A taxi from our B and B in Barnard Castle back to Bowes today, in the company of John from Hodgson’s taxis. We had a good chat about what it’s like living in ‘Barney’. It certainly seems an ideal spot, with big cities nearby, amazing countryside on the doorstep and a lovely community in the town. His pleasant conversation diverted me from the worry about whether my leg would hold up.
I’m very aware that worrying about my leg can make it worse, or at least my perception of it. So I’m trying very hard to distract myself from that, and it was good to have David for company for the walk today. We chatted, and played 20 questions whenever it’s felt a bit tough,, and walked companionably in silence too. The walk started on road, and we set off in good weather with some blue sky but pleasantly cool. It wasn’t long till the sky got a lot nearer the ground though.
We hoped to outwalk the rain, but it doesn’t work like that, and my F1 pit stop style speedy raincoat and rucksack protector donning impressed the sheep, if no one else. But it was the only bit of rain today, the waterproofs didn’t have to stay on long. After a couple of miles we were due to turn off onto a footpath. The terrain was moorland again, and there had been a number of warning signs about MoD firing ranges. As we approached we could see a line of grouse hides too. Fortunately we were over a week off the Glorious Twelfth, and there were no squaddies lobbing grenades as far as I could see. So we set fairly confidently off onto the line of footpath on the map.

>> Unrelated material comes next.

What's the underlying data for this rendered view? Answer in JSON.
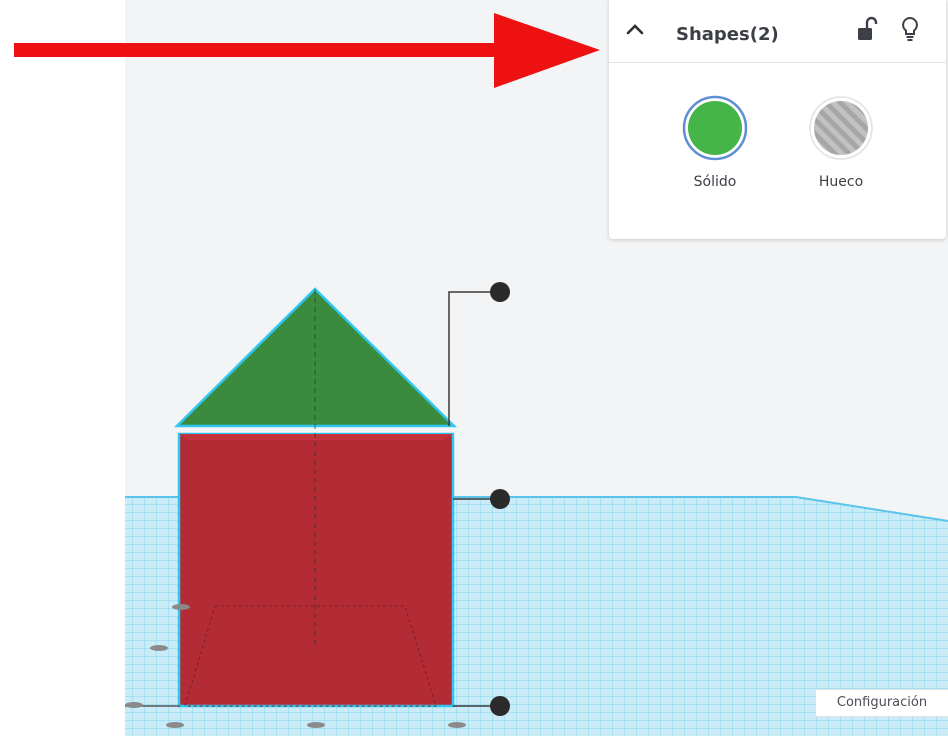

We might not have been being shot, but it was certainly unwelcoming territory. The footpath was entirely unclear, so it was only through sticking to the direction on the map that we knew on which bearing to head. There were occasional white sticks in the ground, but they had shot gun pellets in boxes at their feet, so it was unclear whether they were for navigational purposes or reloading. The ground was uneven, with high grass and moss, with periodically the odd stream thrown in for good measure. It was slow going. Then an adder flicked out from the grass right in front of my boot, which made me walk with more urgency towards ground that was more open and where I could see the snakes coming.
Eventually we emerged onto clearer ground, and I made a detour to go the next section by road so that we didn’t have any more snake related scares. Much of this morning was spent on the Tees Railway Walk, another decommissioned railway line handed over to leisure use. It was originally built in 1868 to transport passengers, as well as taking the lead and stone mined in the North Pennines further up Teesdale. It closed in 1964. This was a surprisingly undulating track for an ex-railway. Less gentle steam train, more roller coaster. But mostly the terrain was easy, passing over viaducts and past small villages, mainly in a gentle rural landscape. It reminded me very much of the Cotswolds, such a different feel to Sleightholme Moor on the previous walking day.
Lunch was at about 9 miles in Middleton in Teesdale. I was so tired by then. We sat and had a serious discussion about what I should do, whether I have it in me to continue. David’s support is unwavering, whatever I decide, and knowing that made it easier to choose to continue into the afternoon to see how I fared. In fact, making the decision meant that my leg started to relax, which reduced the pain. I’m feeling optimistic that I’ll be up for carrying on tomorrow too. This challenge has always been as much a mental one as physical. Strangely passing half way seems to have exacerbated the mental strains of what I’m doing. Hopefully this current wobble has been a short term blip.
After lunch we returned to the Pennine Way, and hugged the meanderings of the Tees river. The path sometimes climbed high above the water, then rapidly descended to be at the river’s edge. The Tees is lively here, moving very fast and swirling over the boulders scattered across the rust coloured water.
As well as watching the river, we were also having to negotiate a series of fields. These were mainly separated with stiles, often challengingly high.
There were a few cows kicking about in the fields, allowing David to practise his own cow whisperer techniques. The farmer had recently mowed the long grass and the aroma of sweet hay hung in the air. We could see old quarries in the distance, and sweet wild raspberries in the foreground. It was idyllic.
But this afternoon has been about the river. It was a constant sound, and we had some lovely moments watching its energy and imagining whether it was passable in a kayak, it would have been fun.
Towards the end of the day we passed Low Force, a waterfall where the water passes over the Whin Sill, a layer of hard dolerite rock which formed 295 million years ago from molten rock which cooled and solidified underground. It’s a great place, the power of the water is mesmerising.
I quite agreed with the sheep just after the falls. ‘A wonderful place to be a walker’. I’m very glad that I still am being a walker in this wonderful place. Bring on tomorrow.
Distance travelled: 15.6 miles
Total ascent: 1200 feet
Calories burned: 2196
Local tipple - no local beer on in the bar, so Heineken 00
Dinner at High Force hotel - good
Chickpea, sweet potato and spinach curry with rice and naan
Video of the day